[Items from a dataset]
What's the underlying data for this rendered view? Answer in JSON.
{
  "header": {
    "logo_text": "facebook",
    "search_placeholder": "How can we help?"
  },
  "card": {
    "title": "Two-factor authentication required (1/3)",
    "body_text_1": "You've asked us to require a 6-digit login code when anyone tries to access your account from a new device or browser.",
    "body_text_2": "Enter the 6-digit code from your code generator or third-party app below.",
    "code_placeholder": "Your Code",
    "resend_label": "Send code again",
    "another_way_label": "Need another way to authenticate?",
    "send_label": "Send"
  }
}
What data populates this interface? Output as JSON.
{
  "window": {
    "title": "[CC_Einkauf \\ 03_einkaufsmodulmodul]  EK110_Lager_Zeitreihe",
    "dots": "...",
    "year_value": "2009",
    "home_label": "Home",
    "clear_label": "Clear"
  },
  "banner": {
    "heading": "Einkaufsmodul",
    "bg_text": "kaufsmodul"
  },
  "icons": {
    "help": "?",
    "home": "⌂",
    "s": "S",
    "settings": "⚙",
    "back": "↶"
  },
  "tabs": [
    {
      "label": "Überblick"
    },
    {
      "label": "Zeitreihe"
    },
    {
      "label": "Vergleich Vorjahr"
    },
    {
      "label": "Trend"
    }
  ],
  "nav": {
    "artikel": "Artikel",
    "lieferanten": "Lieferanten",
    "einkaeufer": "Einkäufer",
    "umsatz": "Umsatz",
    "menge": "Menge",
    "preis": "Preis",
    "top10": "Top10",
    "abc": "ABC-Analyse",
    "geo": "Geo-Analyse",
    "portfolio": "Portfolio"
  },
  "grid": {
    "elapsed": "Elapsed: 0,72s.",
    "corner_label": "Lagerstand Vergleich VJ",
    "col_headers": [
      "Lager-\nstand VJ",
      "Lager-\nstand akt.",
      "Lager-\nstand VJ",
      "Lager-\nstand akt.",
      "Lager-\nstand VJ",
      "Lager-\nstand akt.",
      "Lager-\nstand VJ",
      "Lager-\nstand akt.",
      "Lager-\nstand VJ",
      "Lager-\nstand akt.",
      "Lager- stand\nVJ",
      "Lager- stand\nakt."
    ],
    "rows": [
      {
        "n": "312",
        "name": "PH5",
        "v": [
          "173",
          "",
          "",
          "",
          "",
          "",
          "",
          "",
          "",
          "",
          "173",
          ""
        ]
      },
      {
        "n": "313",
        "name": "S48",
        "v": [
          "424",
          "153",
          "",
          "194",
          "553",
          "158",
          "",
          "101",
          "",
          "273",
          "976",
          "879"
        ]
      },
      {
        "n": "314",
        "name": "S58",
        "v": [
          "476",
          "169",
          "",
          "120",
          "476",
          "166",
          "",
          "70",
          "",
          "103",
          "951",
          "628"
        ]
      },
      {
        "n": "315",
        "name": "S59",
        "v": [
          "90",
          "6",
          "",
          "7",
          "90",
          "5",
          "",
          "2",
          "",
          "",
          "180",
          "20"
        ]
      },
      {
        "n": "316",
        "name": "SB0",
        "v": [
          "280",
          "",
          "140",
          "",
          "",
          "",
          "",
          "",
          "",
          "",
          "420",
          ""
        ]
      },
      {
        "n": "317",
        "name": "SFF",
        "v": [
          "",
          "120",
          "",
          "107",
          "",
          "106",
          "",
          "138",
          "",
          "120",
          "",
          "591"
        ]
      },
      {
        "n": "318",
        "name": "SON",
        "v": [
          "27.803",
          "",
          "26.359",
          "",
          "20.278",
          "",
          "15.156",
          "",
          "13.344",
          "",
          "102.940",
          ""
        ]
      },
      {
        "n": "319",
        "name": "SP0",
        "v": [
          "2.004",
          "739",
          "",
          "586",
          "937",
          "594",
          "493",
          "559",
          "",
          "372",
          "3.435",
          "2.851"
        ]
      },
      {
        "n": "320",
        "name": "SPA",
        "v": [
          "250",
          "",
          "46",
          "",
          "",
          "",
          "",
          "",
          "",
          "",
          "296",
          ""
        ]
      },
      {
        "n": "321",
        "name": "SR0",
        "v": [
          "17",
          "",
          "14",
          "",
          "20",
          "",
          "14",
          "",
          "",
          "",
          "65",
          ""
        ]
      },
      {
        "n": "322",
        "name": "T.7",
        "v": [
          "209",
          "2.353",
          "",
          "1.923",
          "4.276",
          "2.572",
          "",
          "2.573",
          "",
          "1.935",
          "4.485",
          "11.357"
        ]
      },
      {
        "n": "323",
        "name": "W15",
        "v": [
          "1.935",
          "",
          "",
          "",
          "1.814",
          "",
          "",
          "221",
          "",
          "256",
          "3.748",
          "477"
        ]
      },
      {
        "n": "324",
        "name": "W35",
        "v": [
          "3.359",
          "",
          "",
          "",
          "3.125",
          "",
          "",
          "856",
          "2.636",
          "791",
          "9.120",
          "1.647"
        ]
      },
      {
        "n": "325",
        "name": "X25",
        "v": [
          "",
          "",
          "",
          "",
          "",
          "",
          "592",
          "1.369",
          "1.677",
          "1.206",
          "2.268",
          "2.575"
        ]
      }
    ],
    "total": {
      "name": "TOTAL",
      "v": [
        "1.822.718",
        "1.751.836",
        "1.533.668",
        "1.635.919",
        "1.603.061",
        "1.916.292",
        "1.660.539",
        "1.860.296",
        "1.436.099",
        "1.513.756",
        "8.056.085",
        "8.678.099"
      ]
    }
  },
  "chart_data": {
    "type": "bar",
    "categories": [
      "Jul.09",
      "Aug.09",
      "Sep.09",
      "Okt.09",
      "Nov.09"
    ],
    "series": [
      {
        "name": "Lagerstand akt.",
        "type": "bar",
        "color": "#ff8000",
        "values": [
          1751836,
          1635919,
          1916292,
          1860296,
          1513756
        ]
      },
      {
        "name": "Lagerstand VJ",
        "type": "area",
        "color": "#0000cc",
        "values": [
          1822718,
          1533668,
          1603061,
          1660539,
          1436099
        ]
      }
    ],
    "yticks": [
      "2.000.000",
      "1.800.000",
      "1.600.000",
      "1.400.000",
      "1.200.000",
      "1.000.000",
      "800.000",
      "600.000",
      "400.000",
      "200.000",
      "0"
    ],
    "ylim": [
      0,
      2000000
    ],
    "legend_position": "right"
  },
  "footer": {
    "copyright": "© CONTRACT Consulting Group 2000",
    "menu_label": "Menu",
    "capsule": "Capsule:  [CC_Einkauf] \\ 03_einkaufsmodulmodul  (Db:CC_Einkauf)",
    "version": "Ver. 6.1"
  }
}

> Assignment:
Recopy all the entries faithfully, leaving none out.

> Solution for this task:
What's the underlying data for this rendered view? Answer in JSON.
{
  "header": {
    "logo_text": "facebook",
    "search_placeholder": "How can we help?"
  },
  "card": {
    "title": "Two-factor authentication required (1/3)",
    "body_text_1": "You've asked us to require a 6-digit login code when anyone tries to access your account from a new device or browser.",
    "body_text_2": "Enter the 6-digit code from your code generator or third-party app below.",
    "code_placeholder": "Your Code",
    "resend_label": "Send code again",
    "another_way_label": "Need another way to authenticate?",
    "send_label": "Send"
  }
}
What data populates this interface? Output as JSON.
{
  "window": {
    "title": "[CC_Einkauf \\ 03_einkaufsmodulmodul]  EK110_Lager_Zeitreihe",
    "dots": "...",
    "year_value": "2009",
    "home_label": "Home",
    "clear_label": "Clear"
  },
  "banner": {
    "heading": "Einkaufsmodul",
    "bg_text": "kaufsmodul"
  },
  "icons": {
    "help": "?",
    "home": "⌂",
    "s": "S",
    "settings": "⚙",
    "back": "↶"
  },
  "tabs": [
    {
      "label": "Überblick"
    },
    {
      "label": "Zeitreihe"
    },
    {
      "label": "Vergleich Vorjahr"
    },
    {
      "label": "Trend"
    }
  ],
  "nav": {
    "artikel": "Artikel",
    "lieferanten": "Lieferanten",
    "einkaeufer": "Einkäufer",
    "umsatz": "Umsatz",
    "menge": "Menge",
    "preis": "Preis",
    "top10": "Top10",
    "abc": "ABC-Analyse",
    "geo": "Geo-Analyse",
    "portfolio": "Portfolio"
  },
  "grid": {
    "elapsed": "Elapsed: 0,72s.",
    "corner_label": "Lagerstand Vergleich VJ",
    "col_headers": [
      "Lager-\nstand VJ",
      "Lager-\nstand akt.",
      "Lager-\nstand VJ",
      "Lager-\nstand akt.",
      "Lager-\nstand VJ",
      "Lager-\nstand akt.",
      "Lager-\nstand VJ",
      "Lager-\nstand akt.",
      "Lager-\nstand VJ",
      "Lager-\nstand akt.",
      "Lager- stand\nVJ",
      "Lager- stand\nakt."
    ],
    "rows": [
      {
        "n": "312",
        "name": "PH5",
        "v": [
          "173",
          "",
          "",
          "",
          "",
          "",
          "",
          "",
          "",
          "",
          "173",
          ""
        ]
      },
      {
        "n": "313",
        "name": "S48",
        "v": [
          "424",
          "153",
          "",
          "194",
          "553",
          "158",
          "",
          "101",
          "",
          "273",
          "976",
          "879"
        ]
      },
      {
        "n": "314",
        "name": "S58",
        "v": [
          "476",
          "169",
          "",
          "120",
          "476",
          "166",
          "",
          "70",
          "",
          "103",
          "951",
          "628"
        ]
      },
      {
        "n": "315",
        "name": "S59",
        "v": [
          "90",
          "6",
          "",
          "7",
          "90",
          "5",
          "",
          "2",
          "",
          "",
          "180",
          "20"
        ]
      },
      {
        "n": "316",
        "name": "SB0",
        "v": [
          "280",
          "",
          "140",
          "",
          "",
          "",
          "",
          "",
          "",
          "",
          "420",
          ""
        ]
      },
      {
        "n": "317",
        "name": "SFF",
        "v": [
          "",
          "120",
          "",
          "107",
          "",
          "106",
          "",
          "138",
          "",
          "120",
          "",
          "591"
        ]
      },
      {
        "n": "318",
        "name": "SON",
        "v": [
          "27.803",
          "",
          "26.359",
          "",
          "20.278",
          "",
          "15.156",
          "",
          "13.344",
          "",
          "102.940",
          ""
        ]
      },
      {
        "n": "319",
        "name": "SP0",
        "v": [
          "2.004",
          "739",
          "",
          "586",
          "937",
          "594",
          "493",
          "559",
          "",
          "372",
          "3.435",
          "2.851"
        ]
      },
      {
        "n": "320",
        "name": "SPA",
        "v": [
          "250",
          "",
          "46",
          "",
          "",
          "",
          "",
          "",
          "",
          "",
          "296",
          ""
        ]
      },
      {
        "n": "321",
        "name": "SR0",
        "v": [
          "17",
          "",
          "14",
          "",
          "20",
          "",
          "14",
          "",
          "",
          "",
          "65",
          ""
        ]
      },
      {
        "n": "322",
        "name": "T.7",
        "v": [
          "209",
          "2.353",
          "",
          "1.923",
          "4.276",
          "2.572",
          "",
          "2.573",
          "",
          "1.935",
          "4.485",
          "11.357"
        ]
      },
      {
        "n": "323",
        "name": "W15",
        "v": [
          "1.935",
          "",
          "",
          "",
          "1.814",
          "",
          "",
          "221",
          "",
          "256",
          "3.748",
          "477"
        ]
      },
      {
        "n": "324",
        "name": "W35",
        "v": [
          "3.359",
          "",
          "",
          "",
          "3.125",
          "",
          "",
          "856",
          "2.636",
          "791",
          "9.120",
          "1.647"
        ]
      },
      {
        "n": "325",
        "name": "X25",
        "v": [
          "",
          "",
          "",
          "",
          "",
          "",
          "592",
          "1.369",
          "1.677",
          "1.206",
          "2.268",
          "2.575"
        ]
      }
    ],
    "total": {
      "name": "TOTAL",
      "v": [
        "1.822.718",
        "1.751.836",
        "1.533.668",
        "1.635.919",
        "1.603.061",
        "1.916.292",
        "1.660.539",
        "1.860.296",
        "1.436.099",
        "1.513.756",
        "8.056.085",
        "8.678.099"
      ]
    }
  },
  "chart_data": {
    "type": "bar",
    "categories": [
      "Jul.09",
      "Aug.09",
      "Sep.09",
      "Okt.09",
      "Nov.09"
    ],
    "series": [
      {
        "name": "Lagerstand akt.",
        "type": "bar",
        "color": "#ff8000",
        "values": [
          1751836,
          1635919,
          1916292,
          1860296,
          1513756
        ]
      },
      {
        "name": "Lagerstand VJ",
        "type": "area",
        "color": "#0000cc",
        "values": [
          1822718,
          1533668,
          1603061,
          1660539,
          1436099
        ]
      }
    ],
    "yticks": [
      "2.000.000",
      "1.800.000",
      "1.600.000",
      "1.400.000",
      "1.200.000",
      "1.000.000",
      "800.000",
      "600.000",
      "400.000",
      "200.000",
      "0"
    ],
    "ylim": [
      0,
      2000000
    ],
    "legend_position": "right"
  },
  "footer": {
    "copyright": "© CONTRACT Consulting Group 2000",
    "menu_label": "Menu",
    "capsule": "Capsule:  [CC_Einkauf] \\ 03_einkaufsmodulmodul  (Db:CC_Einkauf)",
    "version": "Ver. 6.1"
  }
}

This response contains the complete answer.